The undoubtable standout of the night was “These Boots, choreographed by Liz Radway (CC ‘24) and set to Nancy Sinatra’s “These Boots Were Made For Walkin’.” Featuring 11 dancers under the spotlight in coordinated blue jeans and cowboy boots, the piece was as well-executed as it was delightfully absurd. Perhaps it was the unexpectedness of choosing Nancy Sinatra for a Euphoria-themed modern dance piece, or maybe the piece’s big finish, which saw the dancers gradually replaced by disembodied boots dancing through the wings, but despite the fact that “These Boots” had nothing to do with Euphoria, it somehow felt pulled straight out of one of Sam Levinson’s iconic dream sequences.
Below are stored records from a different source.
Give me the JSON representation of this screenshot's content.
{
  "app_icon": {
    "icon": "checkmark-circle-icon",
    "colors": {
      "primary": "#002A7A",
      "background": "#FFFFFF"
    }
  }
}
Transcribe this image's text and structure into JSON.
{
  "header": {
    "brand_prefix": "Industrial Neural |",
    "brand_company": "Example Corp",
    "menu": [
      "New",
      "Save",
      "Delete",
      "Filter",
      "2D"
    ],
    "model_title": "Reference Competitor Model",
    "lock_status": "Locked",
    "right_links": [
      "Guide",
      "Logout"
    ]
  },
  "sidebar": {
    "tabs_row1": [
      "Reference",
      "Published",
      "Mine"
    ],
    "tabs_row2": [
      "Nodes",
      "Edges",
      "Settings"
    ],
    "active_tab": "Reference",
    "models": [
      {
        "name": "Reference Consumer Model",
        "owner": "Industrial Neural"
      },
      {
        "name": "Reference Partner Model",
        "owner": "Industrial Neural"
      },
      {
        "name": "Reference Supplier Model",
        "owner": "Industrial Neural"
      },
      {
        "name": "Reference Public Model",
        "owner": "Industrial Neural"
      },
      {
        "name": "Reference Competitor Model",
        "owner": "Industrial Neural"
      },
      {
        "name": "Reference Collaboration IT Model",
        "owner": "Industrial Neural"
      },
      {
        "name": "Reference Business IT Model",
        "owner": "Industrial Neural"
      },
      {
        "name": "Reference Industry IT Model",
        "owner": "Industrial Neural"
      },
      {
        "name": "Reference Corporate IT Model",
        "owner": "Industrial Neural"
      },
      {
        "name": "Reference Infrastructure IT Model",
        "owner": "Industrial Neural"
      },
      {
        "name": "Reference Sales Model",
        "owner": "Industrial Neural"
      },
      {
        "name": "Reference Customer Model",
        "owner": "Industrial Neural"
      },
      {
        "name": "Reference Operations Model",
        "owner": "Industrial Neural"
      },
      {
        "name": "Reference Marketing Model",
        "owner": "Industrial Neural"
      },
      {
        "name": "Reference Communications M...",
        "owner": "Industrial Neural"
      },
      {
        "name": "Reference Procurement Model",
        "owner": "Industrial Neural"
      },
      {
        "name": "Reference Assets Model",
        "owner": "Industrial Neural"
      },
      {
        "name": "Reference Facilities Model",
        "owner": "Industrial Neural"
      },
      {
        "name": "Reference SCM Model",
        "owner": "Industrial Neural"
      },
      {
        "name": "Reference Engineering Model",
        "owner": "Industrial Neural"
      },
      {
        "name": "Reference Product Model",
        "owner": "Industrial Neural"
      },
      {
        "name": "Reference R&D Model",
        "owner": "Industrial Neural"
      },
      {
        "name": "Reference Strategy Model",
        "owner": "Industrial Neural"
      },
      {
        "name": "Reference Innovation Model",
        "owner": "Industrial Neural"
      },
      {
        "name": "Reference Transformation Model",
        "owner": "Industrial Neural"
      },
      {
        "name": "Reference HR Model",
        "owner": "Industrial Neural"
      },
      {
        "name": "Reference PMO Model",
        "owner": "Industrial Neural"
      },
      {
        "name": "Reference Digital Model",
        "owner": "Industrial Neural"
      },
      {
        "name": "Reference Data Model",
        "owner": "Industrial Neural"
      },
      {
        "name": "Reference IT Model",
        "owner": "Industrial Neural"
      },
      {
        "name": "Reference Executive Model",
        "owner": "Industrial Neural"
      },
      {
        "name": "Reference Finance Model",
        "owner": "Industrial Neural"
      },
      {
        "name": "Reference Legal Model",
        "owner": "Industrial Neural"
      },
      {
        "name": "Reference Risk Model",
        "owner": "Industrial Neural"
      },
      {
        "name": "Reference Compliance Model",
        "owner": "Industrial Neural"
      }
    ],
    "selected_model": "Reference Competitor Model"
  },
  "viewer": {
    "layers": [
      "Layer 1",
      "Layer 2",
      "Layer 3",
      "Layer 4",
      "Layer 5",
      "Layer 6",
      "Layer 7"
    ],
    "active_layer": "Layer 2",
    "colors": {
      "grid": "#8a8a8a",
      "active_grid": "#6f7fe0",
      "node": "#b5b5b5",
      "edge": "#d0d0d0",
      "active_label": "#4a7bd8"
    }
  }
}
EuphOrchesis was at its best when it leaned into this influence, adopting Euphoria’s trademark colorful, dreamy lighting and surrealist action sequences to give us pieces that felt part psychedelic dream and part high school rager. In pieces like “Supercut(choreographed by Maya Puri, SEAS ‘23) and “Dawning” (choreographed by Romane Lavandier, BC ‘24, and set to “Hearing” by Sleeping At Last), the combination of graceful, emotionally charged movement and outrageously colorful lights thrust us into the somber-but-psychedelic dream world of Rue Bennet. At the same time, fast-paced group pieces like “Positions” (choreographed by Jo) and “A Pop Medley” (choreographed by Athena Pagon, SEAS ‘23, and set to Doja Cat’s “Woman”), transported us to somewhere between dream sequence and the kind of party where people make terrible, season-defining decisions. In each piece, the passion is evident; after more than two years of virtual performances, the dancers of Orchesis, some of them making their in-person debut, were beyond ready to take the stage. It was in these moments where the reality of the soundtrack really ceased to matter—the individual songs may not have been part of Euphoria, but any of the pieces, as brilliantly choreographed as they were performed, easily could have been.

One of the night’s final pieces, “Rain,” captured this ethos brilliantly. The final piece of choreography by seniors Xixi Wang (CC ‘22), and Elin Hu (BC ‘22)—known collectively as Xilin—“Rain” combines otherwordly neon aesthetics with fluid, almost surreal, and deeply passionate movement, embodying the psychedelic fantasy characteristic of both Euphoria and “EuphOrchesis.” Most importantly, after two years of dancing in isolation, it captured the pure euphoria of returning to the stage.

EuphOrchesis flyer via @columbiaorchesis on Instagram